Parenthood is an absolute joy, but it can be stressful if you’re not prepared. Reduce your financial worry by working through our “Pre-Baby Financial Checklist.”
By Bitsy McCann
Babies are cute, but they are expensive. According to the U.S. Department of Agriculture, the average cost to raise a child from 0 to 17 is $233,610 depending on where you live. If you follow many of our budgeting tips this cost could be less. Get a head start on your family’s financial needs by following our recommendations.
Mentally prepare. First, you must realize that adding a new family member will take away from your bottom line. From food, clothing and housing to activities, daycare and transportation, it all adds up. However, many parents do find that with the arrival of their new bundle of joy, they are spending less on evenings out and other activities
Invest in life insurance. Life insurance isn’t something you often think about before you have kids but buying it before you start a family is beneficial. Life insurance protects your family from the unexpected and ensures your family’s financial stability remains intact if anything happens to you. Speak with our insurance team to determine the right amount for your family.
Research health insurance coverage. If you are in the market for health insurance, you may qualify for a particular enrollment period after you have your baby. This means that you can switch your policy to find more beneficial coverage for your family. Research your health insurance options before your new baby arrives so you can easily handle a change after birth. Company-sponsored insurance will sometimes provide a special enrollment period, but it varies with each health insurance provider.
Think about a new budget. It can be hard to plan your finances before you have a baby but start thinking about it. Will you lose income by having a stay-at-home parent? What costs are associated with your preferred childcare? You’ll want to think about diapers, formula, clothing and anything baby-related that you’ll be purchasing regularly. According to the USDA, the average middle-income family will spend roughly $12,000 on child-related expenses during their baby’s first year of life.
Adjust your emergency fund. If you don’t have one yet, start it. Once you determine your budget, it’s time to increase your contributions to your emergency fund. A good rule of thumb is to have at least three to six months of expenses saved for a rainy day. We recommend six months if you can make it happen. Open an additional savings account to keep your emergency funds separate from your other finances.

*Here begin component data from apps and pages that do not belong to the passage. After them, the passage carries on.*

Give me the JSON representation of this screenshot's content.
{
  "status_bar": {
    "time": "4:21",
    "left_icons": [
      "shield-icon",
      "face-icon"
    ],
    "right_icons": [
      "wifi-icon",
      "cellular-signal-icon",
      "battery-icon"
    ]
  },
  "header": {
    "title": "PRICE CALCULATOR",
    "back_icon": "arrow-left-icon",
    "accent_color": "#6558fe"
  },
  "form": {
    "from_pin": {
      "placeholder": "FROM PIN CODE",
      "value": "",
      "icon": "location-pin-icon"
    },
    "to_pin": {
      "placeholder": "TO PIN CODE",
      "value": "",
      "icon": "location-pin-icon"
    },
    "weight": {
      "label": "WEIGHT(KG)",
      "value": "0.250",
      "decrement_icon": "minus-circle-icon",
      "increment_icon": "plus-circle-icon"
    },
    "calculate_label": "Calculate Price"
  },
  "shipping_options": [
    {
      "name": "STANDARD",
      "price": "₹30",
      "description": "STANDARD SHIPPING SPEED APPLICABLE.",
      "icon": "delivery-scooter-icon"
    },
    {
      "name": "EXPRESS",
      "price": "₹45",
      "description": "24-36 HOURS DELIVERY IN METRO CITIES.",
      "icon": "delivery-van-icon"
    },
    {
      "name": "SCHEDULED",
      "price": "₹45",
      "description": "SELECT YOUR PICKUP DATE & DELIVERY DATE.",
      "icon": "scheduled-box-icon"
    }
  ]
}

Borrow money if needed. Whether you’re designing your dream nursery or need help with stroller and car seat purchases, a home equity loan is a great option to get funding now that you can pay back later. Our concierges are always happy to walk you through anything you need help with. Reach out and let us be one of the first to say congratulations on your future family member! You’re going to do great.